Stored data
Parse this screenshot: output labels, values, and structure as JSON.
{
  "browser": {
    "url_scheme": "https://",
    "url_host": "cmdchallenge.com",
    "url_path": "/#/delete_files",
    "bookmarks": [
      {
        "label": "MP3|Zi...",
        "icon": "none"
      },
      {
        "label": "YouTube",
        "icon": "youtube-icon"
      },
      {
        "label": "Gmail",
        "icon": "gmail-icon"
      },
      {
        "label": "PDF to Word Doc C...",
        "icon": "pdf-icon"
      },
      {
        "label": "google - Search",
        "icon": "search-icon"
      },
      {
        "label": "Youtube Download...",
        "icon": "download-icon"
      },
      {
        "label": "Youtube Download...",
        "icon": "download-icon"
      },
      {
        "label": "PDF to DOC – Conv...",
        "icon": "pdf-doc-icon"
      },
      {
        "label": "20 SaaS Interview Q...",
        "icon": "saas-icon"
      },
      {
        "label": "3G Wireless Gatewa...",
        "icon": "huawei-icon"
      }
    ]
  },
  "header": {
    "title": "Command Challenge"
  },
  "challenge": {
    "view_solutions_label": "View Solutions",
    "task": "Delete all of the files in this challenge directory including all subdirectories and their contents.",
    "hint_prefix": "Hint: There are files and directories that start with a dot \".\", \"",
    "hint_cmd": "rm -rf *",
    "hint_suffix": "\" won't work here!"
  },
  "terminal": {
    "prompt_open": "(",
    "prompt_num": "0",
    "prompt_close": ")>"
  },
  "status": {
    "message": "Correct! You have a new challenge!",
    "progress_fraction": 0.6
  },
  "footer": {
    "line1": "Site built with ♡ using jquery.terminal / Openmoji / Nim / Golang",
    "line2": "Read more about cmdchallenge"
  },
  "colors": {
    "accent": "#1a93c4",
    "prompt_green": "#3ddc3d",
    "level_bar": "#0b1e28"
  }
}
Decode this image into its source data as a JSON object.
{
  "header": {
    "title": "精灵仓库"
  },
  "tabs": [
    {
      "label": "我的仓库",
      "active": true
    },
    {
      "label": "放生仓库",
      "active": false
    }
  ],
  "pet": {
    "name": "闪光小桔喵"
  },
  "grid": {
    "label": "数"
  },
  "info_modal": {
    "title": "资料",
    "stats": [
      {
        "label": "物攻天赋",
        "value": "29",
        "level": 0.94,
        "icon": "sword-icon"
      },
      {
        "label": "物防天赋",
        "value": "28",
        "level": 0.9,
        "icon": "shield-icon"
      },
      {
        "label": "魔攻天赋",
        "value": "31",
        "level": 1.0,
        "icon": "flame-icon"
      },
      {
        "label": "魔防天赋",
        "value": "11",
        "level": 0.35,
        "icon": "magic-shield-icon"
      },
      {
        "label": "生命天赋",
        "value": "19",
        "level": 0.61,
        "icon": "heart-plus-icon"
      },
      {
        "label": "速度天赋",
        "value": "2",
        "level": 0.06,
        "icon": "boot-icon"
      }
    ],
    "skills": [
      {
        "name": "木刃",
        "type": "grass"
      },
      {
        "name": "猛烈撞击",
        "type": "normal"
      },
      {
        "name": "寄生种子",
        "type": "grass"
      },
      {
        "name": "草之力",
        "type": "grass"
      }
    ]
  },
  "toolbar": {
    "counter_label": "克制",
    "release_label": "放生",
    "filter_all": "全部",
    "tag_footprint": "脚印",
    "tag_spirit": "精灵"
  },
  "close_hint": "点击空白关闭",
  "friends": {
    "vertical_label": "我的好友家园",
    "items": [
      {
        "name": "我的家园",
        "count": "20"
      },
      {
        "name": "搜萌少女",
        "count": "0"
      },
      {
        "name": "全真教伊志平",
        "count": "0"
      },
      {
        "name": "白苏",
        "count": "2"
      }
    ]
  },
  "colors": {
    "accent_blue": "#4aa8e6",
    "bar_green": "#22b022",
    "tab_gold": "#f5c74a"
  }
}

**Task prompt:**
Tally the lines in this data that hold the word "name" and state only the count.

**Answer space:**
9